The Secular Visionaries: Aestheticism and New Zealand Short Fiction in the Twentieth Century
Rodopi. Amsterdam and New York 2010.
ISBN 978-90-420-3184-5; Paola Della Valle .
These studies address two major fields of New Zealand writing: the short fiction and Maori writing which rose to prominence in the 1970s, although in both there is inevitably some mixing of genres, traditions and writers. Joel Gwynne’s monograph provocatively sets out to challenge a dominant critical perception that short fiction in New Zealand polarises into two schools, of realism and modernist-impressionism, a polarisation that also reflects a gender division; and he deconstructs these binary aesthetic categories with reference to the pioneers, Katherine Mansfield and Frank Sargeson.
Pointing to stylistic variability and experimentation , he argues that Sargeson’s use of epiphany and impressionism makes his so-called realism stylistically closer to Mansfield than has been recognised. The stories oflater practitioners are also analysed for their aesthetic pluralism: Maurice Duggan, who conjoins ‘the secular and the visionary, the realist and the impressionist, the local and the universal’ (106); Janet Frame whose fluidity and capacity for dissolving boundaries make her work elude such categorisations; Patricia Grace whose metafictional self referential strategies complicate binaries associated with the social realism of Maori politics, such as individual/community and nature/civilisation; and Owen Marshall who diversifies and disrupts the masculinist subjectivity associated with Sargeson.
This is the first full length study devoted to the New Zealand short story tradition, and it is refreshing to read an extended intervention on standard critical conceptualisations. How far can Gwynne’s thesis be sustained? After all, the fact that the writers have been perceived as polarised into two schools reflects the genre’s evolution from the time that Sargeson and other cultural nationalists of the 1930s set themselves up against Mansfield, the international heavyweight with her ‘miniaturist’ modernism. But it is worth reflecting on this deliberate cultural construction— for example, there is evidence that Sargeson wascovertly borrowing from Mansfield even while distancing his work from her. Yet, on the other hand most short fiction, in particular, shows generic instability and aesthetic complexity when examined closely enough, and some of Gwynne’s close readings and his rebuttal of commonplace views such as that Marshall directly inherits Sargeson’s realism,do not add markedly to the standard critical perceptions of these writers.

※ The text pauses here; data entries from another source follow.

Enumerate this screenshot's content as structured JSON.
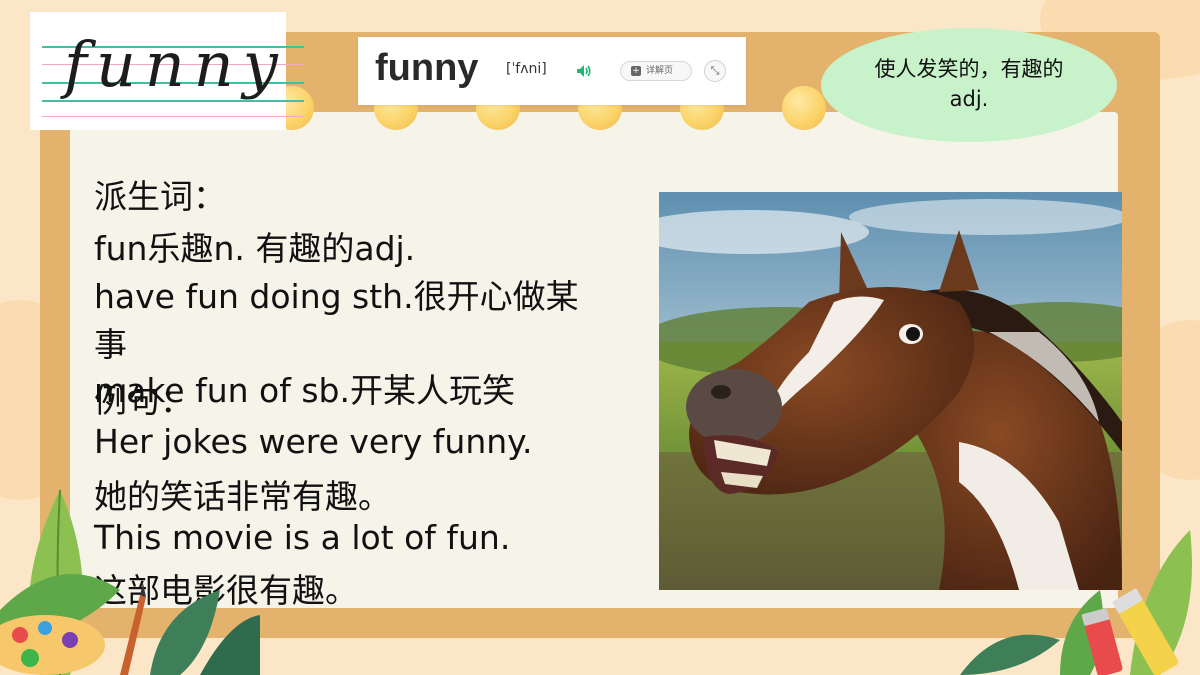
{
  "word_card": {
    "handwritten_word": "funny"
  },
  "dictionary": {
    "word": "funny",
    "phonetic": "[ˈfʌni]",
    "detail_label": "详解页",
    "speaker_icon": "speaker-icon",
    "expand_icon": "expand-icon"
  },
  "meaning": {
    "line1": "使人发笑的，有趣的",
    "line2": "adj."
  },
  "content": {
    "derivatives_heading": "派生词：",
    "line1": "fun乐趣n.   有趣的adj.",
    "line2": "have fun doing sth.很开心做某",
    "line3": "事",
    "line4": "make fun of sb.开某人玩笑",
    "examples_heading": "例句：",
    "ex1_en": "Her jokes were very funny.",
    "ex1_zh": "她的笑话非常有趣。",
    "ex2_en": "This movie is a lot of fun.",
    "ex2_zh": "这部电影很有趣。"
  },
  "colors": {
    "background": "#fbe7c8",
    "frame": "#e3b36e",
    "paper": "#f6f3e9",
    "meaning_bubble": "#c8f2c9",
    "ring": "#fbd46a"
  }
}
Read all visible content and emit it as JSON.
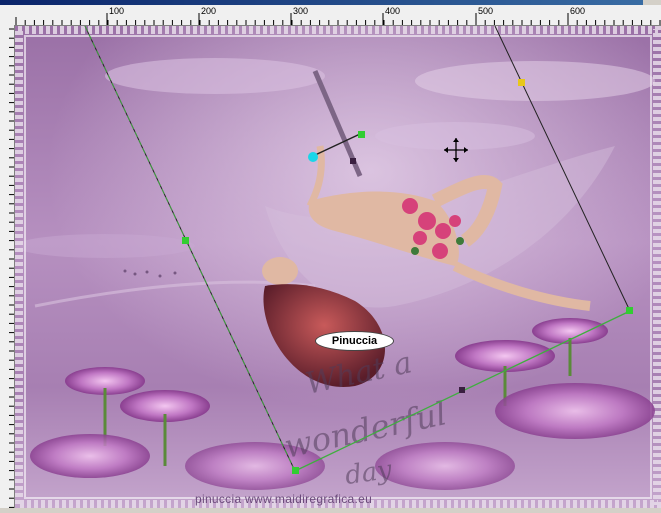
{
  "ruler": {
    "h_labels": [
      "100",
      "200",
      "300",
      "400",
      "500",
      "600"
    ]
  },
  "canvas": {
    "badge_text": "Pinuccia",
    "overlay_lines": [
      "What a",
      "wonderful",
      "day"
    ],
    "credit": "pinuccia www.maidiregrafica.eu"
  },
  "colors": {
    "bg_purple": "#a77fb2",
    "deform_line_green": "#3fae3f",
    "handle_green": "#32cd32",
    "handle_cyan": "#1ad6e8",
    "handle_yellow": "#e8c71a"
  },
  "icons": [
    "move-cursor-icon",
    "rotation-handle-icon",
    "pick-tool-handle-icon"
  ]
}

It would seem that ‘deconstructing the binaries’ might also be a way of arguing for closer and more perceptive readings, that show the complexity inherent in literary aesthetics. Nevertheless, now that the field itself has diversified in recent decades with younger, innovative writers, outside the scope of Gwynne’s study, like Craig Cliff, Emily Perkins, Fiona Farrell, andSue Orr, his book serves as a timely reminder that entrenched critical judgements also require revision in the wake of new developments. It may be that the force field of male/female polarisation, for example, will deconstruct of it own volition as much as with Gwynne’s prompting.
From Silence to Voice: The Rise of Maori Literature
Paola Della Valle
Auckland Oratio Media, 2010.
In From Silence to Voice: The Rise of Maori Literature, Paola Della Valle, in an ‘indigenised’ reading from an ‘outsider perspective’ (vii, 106), provides a postcolonial analysis of Maori literature, beginning with representations of the Maori by Pakeha novelists such as Roderick Findlayson and Noel Hilliard. Her real subject, however, is ‘themaori voice’ that exploded on the national scene in the 1970s, and the tradition of Maori writing as it diversifies generically and becomes politically radical.
Focusing on the works of Patricia Grace and Witi Ihimaera, Della Valle examines historical and cultural links between Maori and Italian, especially in terms of music, food, family and language,identifying postcolonial perspectives: Ihimaera’s extensive use of Italian opera and melodrama (parallels between Maori resistance to land appropriation and the national risorgimento in Italy in the 19th century) and Grace’s exploration in her novel Tu, of Italian culture as perceived by the Maori Battalion that fought at Cassino in the Second World War(anticipating greater Maori agency in the post-war era). She also draws attention to the indigenous roots of Maori writing, and along with her close readings includes a welcome discussion of Maori English and the writers’ political strategies like code-switching.
The Rise of Maori Literature complements two recent studies, Eva Rask Knudsen’s The Circle and the Spiral: A Study of Australian Aboriginal and New Zealand Maori Literature, and Melissa Kennedy’s, Striding Both Worlds: Witi Ihimaera and Zealand’s Literary Tradition, in its emphasis on the cross-cultural and intertextual character of Maori writingas intrinsic to its literary modernity. By contrast to the more selective critical reassessment provided in Gwynne’s Secular Visionaries, this is an overview focusing on two major indigenous writers and their European and Polynesian contexts: as such it will appeal to allthose seeking an introduction to Maori writing.
University of Northampton
To appear in Journal of Postcolonial Writing 49.1 (2013). Reprinted with permission of Routledge